Rising interest rates and tighter monetary policies are firmly on the agenda globally.
The US Federal Reserve in particular has been paving the path for hiking interest rates and many investors expect at least three further rate hikes this year.
In the UK, the Bank of England raised its interest rates for the first time in a decade back in November. In other parts of the world, the European Central Bank and Bank of Japan have begun gradually withdrawing from their respective quantitative easing (QE) programmes.
Many are therefore expecting government bond yields to rise and due to the inverse relationship between yields and prices (as yields increase, prices fall), investors have become nervous about fixed income investments, including credit assets. But these fears may be overblown.

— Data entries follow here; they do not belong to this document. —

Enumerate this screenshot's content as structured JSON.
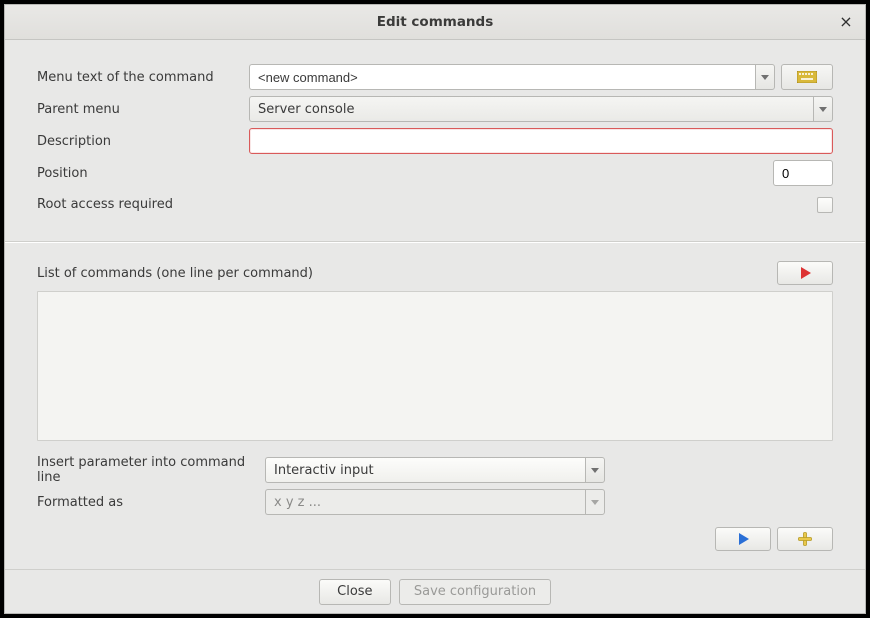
{
  "title": "Edit commands",
  "labels": {
    "menu_text": "Menu text of the command",
    "parent_menu": "Parent menu",
    "description": "Description",
    "position": "Position",
    "root_access": "Root access required",
    "list_commands": "List of commands (one line per command)",
    "insert_param": "Insert parameter into command line",
    "formatted_as": "Formatted as"
  },
  "fields": {
    "menu_text_value": "<new command>",
    "parent_menu_value": "Server console",
    "description_value": "",
    "position_value": "0",
    "root_access_checked": false,
    "commands_value": "",
    "insert_param_value": "Interactiv input",
    "formatted_as_value": "x y z ..."
  },
  "buttons": {
    "close": "Close",
    "save": "Save configuration"
  }
}
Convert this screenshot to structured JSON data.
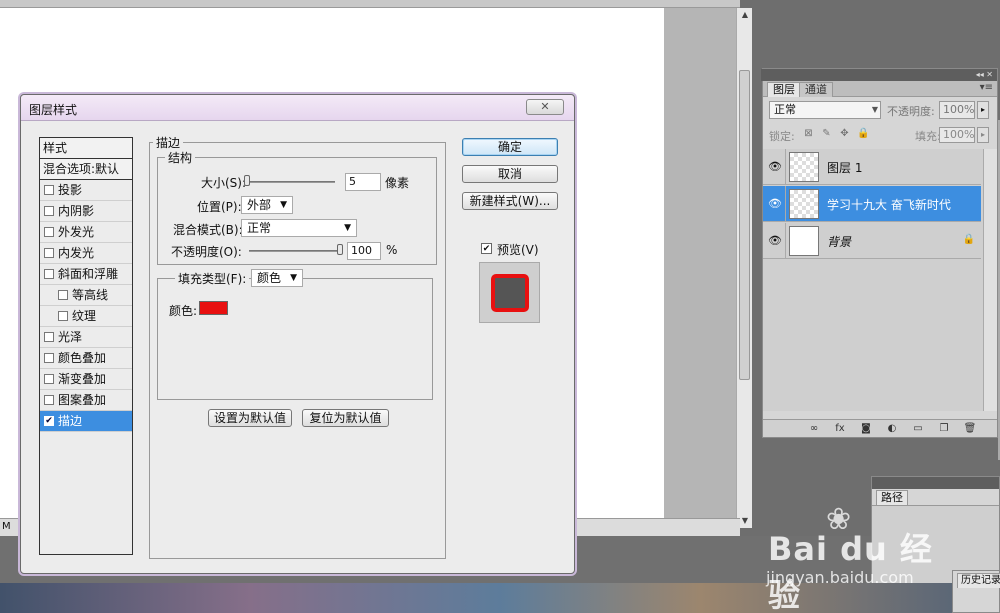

When we talk about credit, we refer to the likes of investment grade bonds (issued by more creditworthy companies), high yield bonds (issued by less creditworthy companies, but offering more return and income in exchange), and emerging market bonds.
Our research suggests that rising rates do not necessarily spell doom for income assets, including credit. As interest rates tends to rise in anticipation of stronger economic growth, assets which are more sensitive to economic growth (such as high yield debt) can still perform well. As corporate fundamentals usually also improve, this provides a boost to company profits and improves the creditworthiness of borrowers, supporting their corporate bonds.
The variation in performance of these assets, combined with the fact that most returns have been positive during rising yield environments, underlines the importance of asset allocation during times of rising rates. If investors can combine savvy asset allocation with an awareness of credit assets’ behaviour when rates rise, then they may be able to add value even when the going looks tough and the temptation might otherwise be to sell.
Investors should also remind themselves about the purpose of holding credit as part of their portfolio. If it is solely for returns, then shrewd asset allocation is needed when rates are rising.
If it is to generate a level of income, which has been the case over the last few years, due to low interest rates, then investors need not necessarily panic as the impact of rising interest rates on income levels has been minimal.
Companies are loath to cut dividends, given the negative signal that it sends to the market, while coupons on bonds are one of the first claims on a company’s income, ranking above other demands.
In all this it is important to remember that, like any other asset class, investing in bonds requires an adequate time horizon. Being patient and not panicking when interest rates go up is integral to this strategy.
Authors: Clement Yong, Strategist, Research and Analytics Schroders and Grace Canavan, Head of Intermediary Business Development, Ireland. Website www.Schroders.com and contact number +353 (0) 85 254 9839.